What people say about you is a reflection of them, not you.  Most of us have probably heard that saying before, and typically think of it in relation to a negative interaction.  Negative comments said by others can sometimes result in us ruminating on perceived deficiencies within ourselves, or perhaps feeling anger or judgment toward the other person.  We might look for what’s missing – in ourselves or another – which is preventing a more positive interaction.  It’s helpful to remind ourselves that it’s about them, not us.

Any message is rooted in the person who is spreading the message: how they feel that day, what space they’re in, or whatever goal they may have.  If someone is having a bad day (by their own interpretation), even if they are our biggest fan, they may have trouble saying “hello” in that moment.  This may come across to us in various ways, depending on how vulnerable or confident we are feeling at that moment. But really, what they say is about them; how we receive it is about us and within our control.

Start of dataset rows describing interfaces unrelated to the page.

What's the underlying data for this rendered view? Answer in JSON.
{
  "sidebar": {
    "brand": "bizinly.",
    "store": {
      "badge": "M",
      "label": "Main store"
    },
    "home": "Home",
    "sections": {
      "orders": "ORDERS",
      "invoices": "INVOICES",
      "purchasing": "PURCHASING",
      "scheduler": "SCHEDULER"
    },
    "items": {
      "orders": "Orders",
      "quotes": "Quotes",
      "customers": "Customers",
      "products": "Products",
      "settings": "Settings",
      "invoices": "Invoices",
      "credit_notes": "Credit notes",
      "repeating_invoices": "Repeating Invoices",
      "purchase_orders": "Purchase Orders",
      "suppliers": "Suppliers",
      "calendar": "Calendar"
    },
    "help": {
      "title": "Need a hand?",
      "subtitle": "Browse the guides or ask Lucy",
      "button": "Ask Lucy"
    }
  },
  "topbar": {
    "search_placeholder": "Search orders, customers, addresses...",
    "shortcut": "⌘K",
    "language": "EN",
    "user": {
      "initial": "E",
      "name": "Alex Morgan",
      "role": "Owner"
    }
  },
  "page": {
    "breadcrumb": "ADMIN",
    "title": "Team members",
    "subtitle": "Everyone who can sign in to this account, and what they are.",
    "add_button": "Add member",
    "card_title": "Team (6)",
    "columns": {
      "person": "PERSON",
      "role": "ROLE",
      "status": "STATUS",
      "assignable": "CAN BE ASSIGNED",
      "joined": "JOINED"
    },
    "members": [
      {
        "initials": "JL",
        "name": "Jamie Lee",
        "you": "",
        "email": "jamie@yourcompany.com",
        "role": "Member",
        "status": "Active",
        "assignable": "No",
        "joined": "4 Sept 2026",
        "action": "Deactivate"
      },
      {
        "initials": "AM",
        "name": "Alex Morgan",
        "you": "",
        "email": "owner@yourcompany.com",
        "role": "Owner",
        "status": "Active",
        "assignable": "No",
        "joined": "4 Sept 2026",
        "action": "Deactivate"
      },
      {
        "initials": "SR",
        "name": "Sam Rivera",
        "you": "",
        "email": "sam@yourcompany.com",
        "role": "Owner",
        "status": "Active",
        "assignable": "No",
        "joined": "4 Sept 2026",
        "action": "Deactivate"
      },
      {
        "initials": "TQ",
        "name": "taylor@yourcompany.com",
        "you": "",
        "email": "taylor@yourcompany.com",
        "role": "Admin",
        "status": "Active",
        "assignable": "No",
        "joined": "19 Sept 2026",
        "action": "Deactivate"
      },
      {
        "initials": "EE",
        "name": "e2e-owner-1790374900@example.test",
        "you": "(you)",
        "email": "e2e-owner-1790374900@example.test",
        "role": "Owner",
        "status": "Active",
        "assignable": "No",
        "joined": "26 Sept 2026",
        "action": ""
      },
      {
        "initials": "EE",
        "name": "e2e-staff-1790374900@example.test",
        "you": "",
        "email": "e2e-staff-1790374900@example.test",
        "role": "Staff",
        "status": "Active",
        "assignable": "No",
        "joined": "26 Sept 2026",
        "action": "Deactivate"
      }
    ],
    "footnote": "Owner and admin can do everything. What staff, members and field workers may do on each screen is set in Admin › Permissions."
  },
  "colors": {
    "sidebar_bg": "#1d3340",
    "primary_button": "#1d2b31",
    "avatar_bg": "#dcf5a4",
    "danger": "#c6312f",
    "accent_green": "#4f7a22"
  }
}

What about when a person is supportive, reassuring, and complimentary in what they say?  It feels great, maybe it perks us up!  But it’s not actually how they feel about us that impacts us in the long term. Sure, it shows the other person’s belief in us, maybe they even point out attributes or skills that we hadn’t consciously noticed we had.  But the real impact actually comes from the resonating deep inside us, the spark that reminds us of what we already know to be true about ourselves:  deep down we all know that we are amazing – we’ve just forgotten!  Our inner beacon, the light that guides our way to this knowledge may have just dulled a little over time due to believing other messages (direct and indirect) about how we aren’t good enough in some way, how we are somehow deficient by another’s (or our own extremely high) standards.

If we look externally for support and validation, how we feel can change like Calgary weather.  What people say to us, as well as movies we watch, what we read, ads we see, energy we feel – every piece of information, opinion, and comment we take in can impact us, good or bad — as we choose to define it, and as we choose to receive it in that moment.

The more we can hold firm in our core confidence, know ourselves to be doing our very best (whatever our best is in that moment), be aware of our uniqueness, hold onto our strengths, and remind ourselves that other peoples’ words are about them – responding in a way that is true to us  – we can help ourselves stay solid in the midst of it all.

Let the positive comments and compliments rekindle what you’ve forgotten, allow it re-light your inner sparkle.  But know that you don’t have to rely on them to feel that. Don’t wait for a compliment from someone else.  Be your own cheering squad.  Give yourself a compliment.   Tell yourself how great you did.  Remind yourself to look inward and see your own wonderful skills and attributes and unique personality – all of which make you you.  And the world – all of us – we all need you just as you are.